### YOUR OBJECTIVE
The answer is to be the data below, written out in full and exactly.
-- DATA follows --
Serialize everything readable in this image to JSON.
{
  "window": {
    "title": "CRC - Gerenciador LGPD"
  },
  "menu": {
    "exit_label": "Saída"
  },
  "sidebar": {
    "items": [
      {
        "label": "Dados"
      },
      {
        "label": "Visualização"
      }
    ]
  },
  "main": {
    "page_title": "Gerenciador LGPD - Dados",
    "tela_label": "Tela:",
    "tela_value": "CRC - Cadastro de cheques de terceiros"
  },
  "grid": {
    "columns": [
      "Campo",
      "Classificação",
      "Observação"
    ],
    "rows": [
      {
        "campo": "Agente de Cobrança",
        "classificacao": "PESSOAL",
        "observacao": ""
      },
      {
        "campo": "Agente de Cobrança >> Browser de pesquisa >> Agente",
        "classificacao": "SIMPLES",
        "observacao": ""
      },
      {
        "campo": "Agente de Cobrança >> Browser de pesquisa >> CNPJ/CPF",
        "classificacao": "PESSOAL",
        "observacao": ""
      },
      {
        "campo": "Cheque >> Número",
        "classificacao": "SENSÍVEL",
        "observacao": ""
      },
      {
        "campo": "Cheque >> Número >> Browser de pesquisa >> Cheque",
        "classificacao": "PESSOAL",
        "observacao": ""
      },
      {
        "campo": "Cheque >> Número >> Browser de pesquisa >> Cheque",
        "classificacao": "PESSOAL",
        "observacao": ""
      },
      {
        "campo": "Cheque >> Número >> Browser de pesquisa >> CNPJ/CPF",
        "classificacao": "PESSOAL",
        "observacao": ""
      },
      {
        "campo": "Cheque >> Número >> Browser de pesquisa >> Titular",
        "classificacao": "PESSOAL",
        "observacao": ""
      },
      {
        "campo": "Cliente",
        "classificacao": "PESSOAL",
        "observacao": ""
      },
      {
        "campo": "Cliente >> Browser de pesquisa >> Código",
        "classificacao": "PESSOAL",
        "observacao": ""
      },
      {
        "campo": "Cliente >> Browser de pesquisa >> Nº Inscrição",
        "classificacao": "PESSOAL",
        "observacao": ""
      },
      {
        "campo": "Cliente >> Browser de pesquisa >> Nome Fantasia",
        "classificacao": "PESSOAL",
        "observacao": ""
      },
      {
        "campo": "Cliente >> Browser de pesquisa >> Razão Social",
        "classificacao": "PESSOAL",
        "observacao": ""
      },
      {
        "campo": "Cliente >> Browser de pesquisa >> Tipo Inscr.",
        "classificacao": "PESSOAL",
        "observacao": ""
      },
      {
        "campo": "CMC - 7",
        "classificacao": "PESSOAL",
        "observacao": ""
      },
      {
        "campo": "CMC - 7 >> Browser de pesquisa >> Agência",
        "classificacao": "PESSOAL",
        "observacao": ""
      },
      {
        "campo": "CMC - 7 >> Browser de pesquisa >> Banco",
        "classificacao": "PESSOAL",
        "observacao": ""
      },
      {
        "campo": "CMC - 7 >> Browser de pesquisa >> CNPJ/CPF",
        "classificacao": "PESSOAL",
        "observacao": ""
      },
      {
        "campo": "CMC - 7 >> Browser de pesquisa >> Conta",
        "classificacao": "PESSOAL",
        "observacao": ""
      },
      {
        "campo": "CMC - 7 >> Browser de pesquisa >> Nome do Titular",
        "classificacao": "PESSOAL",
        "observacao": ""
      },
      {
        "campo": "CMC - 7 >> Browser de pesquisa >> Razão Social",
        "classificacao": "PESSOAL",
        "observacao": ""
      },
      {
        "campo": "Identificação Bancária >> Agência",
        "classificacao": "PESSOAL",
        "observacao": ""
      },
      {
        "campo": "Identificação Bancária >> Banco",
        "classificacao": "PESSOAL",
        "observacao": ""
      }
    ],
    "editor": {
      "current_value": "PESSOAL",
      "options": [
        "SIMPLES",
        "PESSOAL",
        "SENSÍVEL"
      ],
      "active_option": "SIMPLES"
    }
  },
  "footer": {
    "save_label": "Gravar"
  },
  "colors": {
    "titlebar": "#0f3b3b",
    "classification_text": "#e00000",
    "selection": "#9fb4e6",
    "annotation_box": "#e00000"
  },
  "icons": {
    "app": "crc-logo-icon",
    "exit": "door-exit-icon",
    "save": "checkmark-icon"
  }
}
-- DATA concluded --
### OUTPUT FOR THIS TASK
Serialize everything readable in this image to JSON.
{
  "window": {
    "title": "CRC - Gerenciador LGPD"
  },
  "menu": {
    "exit_label": "Saída"
  },
  "sidebar": {
    "items": [
      {
        "label": "Dados"
      },
      {
        "label": "Visualização"
      }
    ]
  },
  "main": {
    "page_title": "Gerenciador LGPD - Dados",
    "tela_label": "Tela:",
    "tela_value": "CRC - Cadastro de cheques de terceiros"
  },
  "grid": {
    "columns": [
      "Campo",
      "Classificação",
      "Observação"
    ],
    "rows": [
      {
        "campo": "Agente de Cobrança",
        "classificacao": "PESSOAL",
        "observacao": ""
      },
      {
        "campo": "Agente de Cobrança >> Browser de pesquisa >> Agente",
        "classificacao": "SIMPLES",
        "observacao": ""
      },
      {
        "campo": "Agente de Cobrança >> Browser de pesquisa >> CNPJ/CPF",
        "classificacao": "PESSOAL",
        "observacao": ""
      },
      {
        "campo": "Cheque >> Número",
        "classificacao": "SENSÍVEL",
        "observacao": ""
      },
      {
        "campo": "Cheque >> Número >> Browser de pesquisa >> Cheque",
        "classificacao": "PESSOAL",
        "observacao": ""
      },
      {
        "campo": "Cheque >> Número >> Browser de pesquisa >> Cheque",
        "classificacao": "PESSOAL",
        "observacao": ""
      },
      {
        "campo": "Cheque >> Número >> Browser de pesquisa >> CNPJ/CPF",
        "classificacao": "PESSOAL",
        "observacao": ""
      },
      {
        "campo": "Cheque >> Número >> Browser de pesquisa >> Titular",
        "classificacao": "PESSOAL",
        "observacao": ""
      },
      {
        "campo": "Cliente",
        "classificacao": "PESSOAL",
        "observacao": ""
      },
      {
        "campo": "Cliente >> Browser de pesquisa >> Código",
        "classificacao": "PESSOAL",
        "observacao": ""
      },
      {
        "campo": "Cliente >> Browser de pesquisa >> Nº Inscrição",
        "classificacao": "PESSOAL",
        "observacao": ""
      },
      {
        "campo": "Cliente >> Browser de pesquisa >> Nome Fantasia",
        "classificacao": "PESSOAL",
        "observacao": ""
      },
      {
        "campo": "Cliente >> Browser de pesquisa >> Razão Social",
        "classificacao": "PESSOAL",
        "observacao": ""
      },
      {
        "campo": "Cliente >> Browser de pesquisa >> Tipo Inscr.",
        "classificacao": "PESSOAL",
        "observacao": ""
      },
      {
        "campo": "CMC - 7",
        "classificacao": "PESSOAL",
        "observacao": ""
      },
      {
        "campo": "CMC - 7 >> Browser de pesquisa >> Agência",
        "classificacao": "PESSOAL",
        "observacao": ""
      },
      {
        "campo": "CMC - 7 >> Browser de pesquisa >> Banco",
        "classificacao": "PESSOAL",
        "observacao": ""
      },
      {
        "campo": "CMC - 7 >> Browser de pesquisa >> CNPJ/CPF",
        "classificacao": "PESSOAL",
        "observacao": ""
      },
      {
        "campo": "CMC - 7 >> Browser de pesquisa >> Conta",
        "classificacao": "PESSOAL",
        "observacao": ""
      },
      {
        "campo": "CMC - 7 >> Browser de pesquisa >> Nome do Titular",
        "classificacao": "PESSOAL",
        "observacao": ""
      },
      {
        "campo": "CMC - 7 >> Browser de pesquisa >> Razão Social",
        "classificacao": "PESSOAL",
        "observacao": ""
      },
      {
        "campo": "Identificação Bancária >> Agência",
        "classificacao": "PESSOAL",
        "observacao": ""
      },
      {
        "campo": "Identificação Bancária >> Banco",
        "classificacao": "PESSOAL",
        "observacao": ""
      }
    ],
    "editor": {
      "current_value": "PESSOAL",
      "options": [
        "SIMPLES",
        "PESSOAL",
        "SENSÍVEL"
      ],
      "active_option": "SIMPLES"
    }
  },
  "footer": {
    "save_label": "Gravar"
  },
  "colors": {
    "titlebar": "#0f3b3b",
    "classification_text": "#e00000",
    "selection": "#9fb4e6",
    "annotation_box": "#e00000"
  },
  "icons": {
    "app": "crc-logo-icon",
    "exit": "door-exit-icon",
    "save": "checkmark-icon"
  }
}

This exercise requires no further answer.